A boundary that was crossed
My blood curdled when I saw that photograph from the Cardinal O’Donnell Cup final in the paper last week, the one that had Paddy Keenan lying on the ground about to get a kick in the head.

My blood curdled when I saw that photograph from the Cardinal O’Donnell Cup final in the paper last week, the one that had Paddy Keenan lying on the ground about to get a kick in the head.

I’d been to the game and saw the tackle, but didn’t realise until afterwards how much damage had been done to the midfielder’s face. It was later still that word came through of the wound requiring 11 stitches.

Regardless of who’d been the victim, this was a brutal tackle, one that had the propensity to cause even greater damage. That it came in a match between St Patrick’s and Cooley Kickhams shouldn’t surprise anyone. For a decade now, there’s been no love lost between these neighbours. There were, however, boundaries that weren’t crossed. Now they have.

Keenan is more than just the most talented the county has turned out in ages; he’s an out and out footballer, one whose concentration is never less than 100% on playing the game. He didn’t get to the top of the ladder through thuggery, but has been often the victim of it. Ironically, just seconds before being targeted at St Brigid’s Park, he brought off the most magnificent of those trademark catches of his.

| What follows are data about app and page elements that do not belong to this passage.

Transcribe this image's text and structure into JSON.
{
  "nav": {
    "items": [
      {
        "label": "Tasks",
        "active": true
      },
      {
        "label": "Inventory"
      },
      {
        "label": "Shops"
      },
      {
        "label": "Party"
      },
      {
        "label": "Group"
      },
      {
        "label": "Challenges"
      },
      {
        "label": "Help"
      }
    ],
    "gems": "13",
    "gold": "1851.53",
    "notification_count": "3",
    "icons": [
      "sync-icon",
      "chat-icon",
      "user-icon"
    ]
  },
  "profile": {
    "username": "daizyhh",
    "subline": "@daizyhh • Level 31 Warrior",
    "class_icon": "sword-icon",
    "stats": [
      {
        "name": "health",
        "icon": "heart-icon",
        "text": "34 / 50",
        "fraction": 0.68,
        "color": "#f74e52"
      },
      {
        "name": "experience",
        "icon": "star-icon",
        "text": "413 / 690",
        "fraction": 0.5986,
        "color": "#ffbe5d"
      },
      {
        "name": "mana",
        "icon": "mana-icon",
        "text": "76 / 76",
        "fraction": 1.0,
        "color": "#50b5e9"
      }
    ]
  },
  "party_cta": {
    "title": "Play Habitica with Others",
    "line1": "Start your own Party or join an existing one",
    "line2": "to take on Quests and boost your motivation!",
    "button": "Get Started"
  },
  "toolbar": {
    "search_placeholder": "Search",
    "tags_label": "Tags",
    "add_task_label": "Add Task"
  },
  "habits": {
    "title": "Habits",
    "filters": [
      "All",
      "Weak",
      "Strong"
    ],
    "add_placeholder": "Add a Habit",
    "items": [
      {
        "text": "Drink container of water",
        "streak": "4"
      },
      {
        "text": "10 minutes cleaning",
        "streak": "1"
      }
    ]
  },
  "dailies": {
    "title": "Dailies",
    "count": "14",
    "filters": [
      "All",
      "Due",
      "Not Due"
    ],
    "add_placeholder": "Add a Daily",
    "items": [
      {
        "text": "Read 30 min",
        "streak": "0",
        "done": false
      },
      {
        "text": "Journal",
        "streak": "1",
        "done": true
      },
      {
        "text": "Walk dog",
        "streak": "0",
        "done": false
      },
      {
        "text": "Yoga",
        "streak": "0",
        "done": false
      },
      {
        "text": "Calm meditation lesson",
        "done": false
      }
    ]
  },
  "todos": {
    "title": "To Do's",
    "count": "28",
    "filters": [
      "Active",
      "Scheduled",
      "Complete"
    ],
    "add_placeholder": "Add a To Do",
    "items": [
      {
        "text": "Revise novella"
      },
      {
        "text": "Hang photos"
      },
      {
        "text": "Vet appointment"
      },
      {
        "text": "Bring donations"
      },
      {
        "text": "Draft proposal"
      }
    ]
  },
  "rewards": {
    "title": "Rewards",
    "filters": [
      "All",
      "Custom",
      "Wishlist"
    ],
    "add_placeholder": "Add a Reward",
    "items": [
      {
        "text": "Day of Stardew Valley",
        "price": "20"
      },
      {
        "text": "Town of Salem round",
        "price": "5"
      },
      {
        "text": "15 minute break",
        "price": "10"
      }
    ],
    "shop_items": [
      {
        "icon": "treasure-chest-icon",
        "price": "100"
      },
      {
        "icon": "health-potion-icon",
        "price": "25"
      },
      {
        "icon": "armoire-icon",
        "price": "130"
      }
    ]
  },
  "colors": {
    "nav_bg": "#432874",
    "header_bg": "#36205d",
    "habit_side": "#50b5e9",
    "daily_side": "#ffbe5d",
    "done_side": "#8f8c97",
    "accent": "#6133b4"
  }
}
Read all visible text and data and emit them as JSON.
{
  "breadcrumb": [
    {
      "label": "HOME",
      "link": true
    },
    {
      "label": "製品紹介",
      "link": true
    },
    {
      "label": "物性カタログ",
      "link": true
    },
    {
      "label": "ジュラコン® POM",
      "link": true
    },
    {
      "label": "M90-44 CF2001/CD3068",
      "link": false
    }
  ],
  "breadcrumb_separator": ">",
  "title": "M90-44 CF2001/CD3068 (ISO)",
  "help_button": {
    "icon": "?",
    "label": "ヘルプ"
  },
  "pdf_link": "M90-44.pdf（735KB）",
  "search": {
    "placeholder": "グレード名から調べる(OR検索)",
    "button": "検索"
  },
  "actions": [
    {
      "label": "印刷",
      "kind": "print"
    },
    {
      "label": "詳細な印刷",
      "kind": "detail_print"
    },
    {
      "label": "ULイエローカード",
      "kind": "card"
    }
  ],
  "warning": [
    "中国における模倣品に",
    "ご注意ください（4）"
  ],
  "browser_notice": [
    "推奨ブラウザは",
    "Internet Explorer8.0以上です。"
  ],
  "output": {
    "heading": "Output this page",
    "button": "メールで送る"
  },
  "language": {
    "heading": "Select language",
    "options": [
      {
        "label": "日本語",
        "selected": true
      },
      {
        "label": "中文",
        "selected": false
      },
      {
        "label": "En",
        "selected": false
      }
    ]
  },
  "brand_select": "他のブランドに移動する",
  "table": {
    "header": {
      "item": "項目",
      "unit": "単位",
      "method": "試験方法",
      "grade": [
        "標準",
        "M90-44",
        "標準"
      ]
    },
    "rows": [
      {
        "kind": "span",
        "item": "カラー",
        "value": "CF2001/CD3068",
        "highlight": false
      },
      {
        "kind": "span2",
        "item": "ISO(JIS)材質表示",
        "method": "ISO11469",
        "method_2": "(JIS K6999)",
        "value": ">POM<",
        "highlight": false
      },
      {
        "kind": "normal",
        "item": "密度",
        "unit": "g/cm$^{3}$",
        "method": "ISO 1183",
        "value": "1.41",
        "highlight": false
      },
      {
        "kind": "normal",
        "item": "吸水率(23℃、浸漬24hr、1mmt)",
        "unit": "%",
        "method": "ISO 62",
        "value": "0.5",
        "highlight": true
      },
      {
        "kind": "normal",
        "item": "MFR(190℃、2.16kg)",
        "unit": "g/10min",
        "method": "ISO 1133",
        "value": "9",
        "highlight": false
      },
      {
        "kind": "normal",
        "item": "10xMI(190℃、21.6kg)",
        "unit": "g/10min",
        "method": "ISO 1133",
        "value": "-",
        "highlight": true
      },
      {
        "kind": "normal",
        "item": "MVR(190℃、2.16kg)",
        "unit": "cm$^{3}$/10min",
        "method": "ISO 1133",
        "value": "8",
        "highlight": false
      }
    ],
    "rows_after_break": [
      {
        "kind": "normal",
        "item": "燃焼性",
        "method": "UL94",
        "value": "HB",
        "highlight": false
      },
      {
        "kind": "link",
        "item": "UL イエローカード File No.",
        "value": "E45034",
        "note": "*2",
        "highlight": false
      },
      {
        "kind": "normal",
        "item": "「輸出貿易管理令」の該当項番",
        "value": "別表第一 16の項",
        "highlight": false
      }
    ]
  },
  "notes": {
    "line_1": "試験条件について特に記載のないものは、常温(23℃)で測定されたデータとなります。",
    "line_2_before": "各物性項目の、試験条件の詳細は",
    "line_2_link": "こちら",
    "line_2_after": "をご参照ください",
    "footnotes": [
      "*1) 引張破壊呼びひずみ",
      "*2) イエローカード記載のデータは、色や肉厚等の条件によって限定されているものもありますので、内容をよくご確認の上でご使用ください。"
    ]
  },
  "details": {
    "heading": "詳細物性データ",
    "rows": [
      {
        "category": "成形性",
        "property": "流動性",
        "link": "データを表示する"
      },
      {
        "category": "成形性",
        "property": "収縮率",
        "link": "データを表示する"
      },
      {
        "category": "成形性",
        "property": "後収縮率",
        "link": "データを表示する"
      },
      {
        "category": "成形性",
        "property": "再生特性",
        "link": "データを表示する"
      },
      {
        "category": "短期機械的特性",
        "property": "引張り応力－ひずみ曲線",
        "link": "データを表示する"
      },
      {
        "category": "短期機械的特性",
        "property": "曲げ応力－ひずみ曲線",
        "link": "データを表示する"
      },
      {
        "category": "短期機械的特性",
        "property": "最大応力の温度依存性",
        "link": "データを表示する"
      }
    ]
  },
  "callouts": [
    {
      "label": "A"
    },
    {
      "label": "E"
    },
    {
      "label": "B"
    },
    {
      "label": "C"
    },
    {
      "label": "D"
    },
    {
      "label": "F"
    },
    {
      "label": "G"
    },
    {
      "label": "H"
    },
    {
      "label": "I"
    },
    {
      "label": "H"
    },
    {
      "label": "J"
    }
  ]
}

There are some things more important than winning, and this episode brings them to mind.